Are you ready to do whatever it takes to become successful?

Why do you want to get your degree? When I get the chance to address attendees at our information sessions, I tell them that in October of 1994, I too was in a similar room listening to a recruiter talk about the small, faith-based, liberal arts college I was looking to attend. I explain that I never dreamed almost ten years to the very day I was in that information session I would be named the dean of an adult degree completion program in San Antonio, Texas. Those in attendance listen intently as I tell them the results of my degree completion. They can relate to what I am saying because some, if not all, have been there or are still there. They want to make that same difference in their lives and arrive at a better position in life like I did.

I remember distinctly why I went back to earn my bachelor's degree at 39 years of age. I was tired of earning an hourly wage. I was tired of working hours that I should be sleeping at home or at times, I could not enjoy a social life with my family. I was tired of doing physical labor and getting worn out every day. I wanted to make decisions and lead others. I knew I had the skills and ability. I knew I had the smarts to make sound decisions. I just did not have the education to get into the position that would let me do it.

I attended the information session in October, and I began classes in January 1995. I took an accelerated course called Winterim. It kicked my butt! It was three weeks in length, four nights a week for 3.5 hours a night. This is not the way to start back to college after a 20 year hiatus. I enjoyed it though, and I managed to get a pretty good grade. More important, I discovered learning is contagious. I wanted more of it. After I graduated in 1998 with my Bachelor's degree in Business, I went directly into my MBA. I knew, to be the leader, I needed to have more schooling and that an advanced degree was going to give me the opportunity. I also knew that if I stopped, it would be difficult to get started again.

I recently heard CMSgt Robert D. Gaylor (Air Force, Retired) speak. He talked about four things a person needs to do to be successful. First was aptitude, or having the skills and abilities needed to get the job done. Second was motivation or what will you do when you are on the job? Third was attitude or how well you will do the job. Finally, bringing all these together is opportunity. You have control over all but opportunity. When the door opens, you need to have honed the other three so you are prepared to take that leap.

I worked third shift, went to class in the mornings, slept in the afternoon, had dinner and spent the evening with my wife, and did my homework before starting the workday all over again.

Opportunities do not open up very often. I was more than ready when the opportunity for the dean's position opened.
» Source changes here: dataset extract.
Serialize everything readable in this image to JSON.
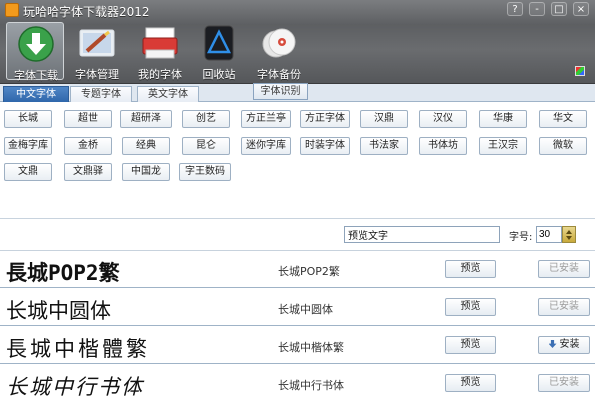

I have now been dean for 14 years, and I have not regretted a day. I know where many of you are at because I was there. Stick with it and look for those opportunities.

- Vincent Porter, Dean of School of Professional Studies